*Problem to work on:*
Give the number of lines in the entries below that contain "dist". Write nothing besides it.

Records from a data collection
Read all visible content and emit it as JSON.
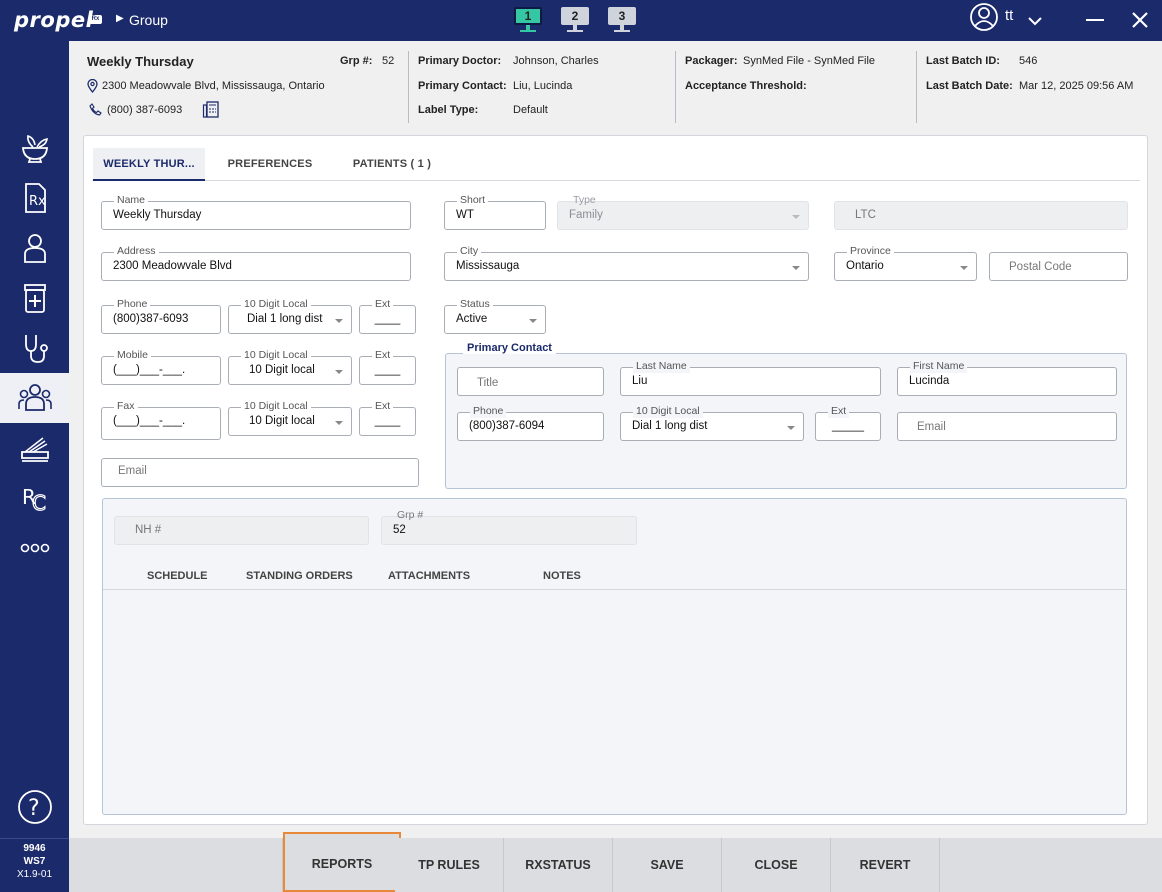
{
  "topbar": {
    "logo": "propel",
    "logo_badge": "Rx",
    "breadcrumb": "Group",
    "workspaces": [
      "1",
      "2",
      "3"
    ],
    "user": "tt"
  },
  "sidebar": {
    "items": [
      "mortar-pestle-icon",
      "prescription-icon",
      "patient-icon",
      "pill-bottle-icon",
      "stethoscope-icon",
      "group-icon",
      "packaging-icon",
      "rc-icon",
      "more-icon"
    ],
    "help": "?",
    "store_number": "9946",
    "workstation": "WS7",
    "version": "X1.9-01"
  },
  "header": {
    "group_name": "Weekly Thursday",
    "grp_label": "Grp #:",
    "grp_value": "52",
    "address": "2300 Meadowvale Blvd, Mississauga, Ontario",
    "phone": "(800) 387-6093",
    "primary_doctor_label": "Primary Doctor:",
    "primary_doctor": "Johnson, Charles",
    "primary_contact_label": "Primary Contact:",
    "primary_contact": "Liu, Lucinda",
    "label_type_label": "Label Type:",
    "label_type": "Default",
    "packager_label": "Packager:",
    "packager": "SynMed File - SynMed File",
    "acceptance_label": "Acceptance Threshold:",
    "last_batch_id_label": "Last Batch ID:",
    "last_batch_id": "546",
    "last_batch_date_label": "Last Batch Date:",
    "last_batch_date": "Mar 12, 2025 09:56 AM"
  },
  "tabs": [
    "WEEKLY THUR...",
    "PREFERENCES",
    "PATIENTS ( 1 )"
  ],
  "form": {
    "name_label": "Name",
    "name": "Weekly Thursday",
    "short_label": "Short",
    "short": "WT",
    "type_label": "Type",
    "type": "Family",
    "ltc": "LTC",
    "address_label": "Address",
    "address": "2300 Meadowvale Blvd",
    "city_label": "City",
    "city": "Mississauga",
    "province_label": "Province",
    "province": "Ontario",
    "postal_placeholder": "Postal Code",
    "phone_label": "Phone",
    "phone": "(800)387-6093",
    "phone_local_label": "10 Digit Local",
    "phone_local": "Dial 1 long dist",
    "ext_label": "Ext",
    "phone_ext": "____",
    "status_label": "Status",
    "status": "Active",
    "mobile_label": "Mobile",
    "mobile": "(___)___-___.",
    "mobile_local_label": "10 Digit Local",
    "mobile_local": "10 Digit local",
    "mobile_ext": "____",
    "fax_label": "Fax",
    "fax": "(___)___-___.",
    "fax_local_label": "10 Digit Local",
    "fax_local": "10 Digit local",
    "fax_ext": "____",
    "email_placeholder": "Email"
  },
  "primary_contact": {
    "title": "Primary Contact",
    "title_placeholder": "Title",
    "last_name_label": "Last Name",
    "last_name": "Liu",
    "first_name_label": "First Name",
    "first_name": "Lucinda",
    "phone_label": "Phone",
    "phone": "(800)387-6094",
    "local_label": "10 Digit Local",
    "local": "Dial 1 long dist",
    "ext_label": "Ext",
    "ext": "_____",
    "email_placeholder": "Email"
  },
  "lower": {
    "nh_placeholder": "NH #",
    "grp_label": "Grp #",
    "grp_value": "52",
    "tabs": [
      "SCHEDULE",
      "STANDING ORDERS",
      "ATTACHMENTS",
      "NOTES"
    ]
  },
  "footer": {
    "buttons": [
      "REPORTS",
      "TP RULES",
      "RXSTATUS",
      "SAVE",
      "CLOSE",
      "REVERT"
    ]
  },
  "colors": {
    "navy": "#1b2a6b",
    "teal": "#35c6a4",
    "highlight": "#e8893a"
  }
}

*Your solution:*
2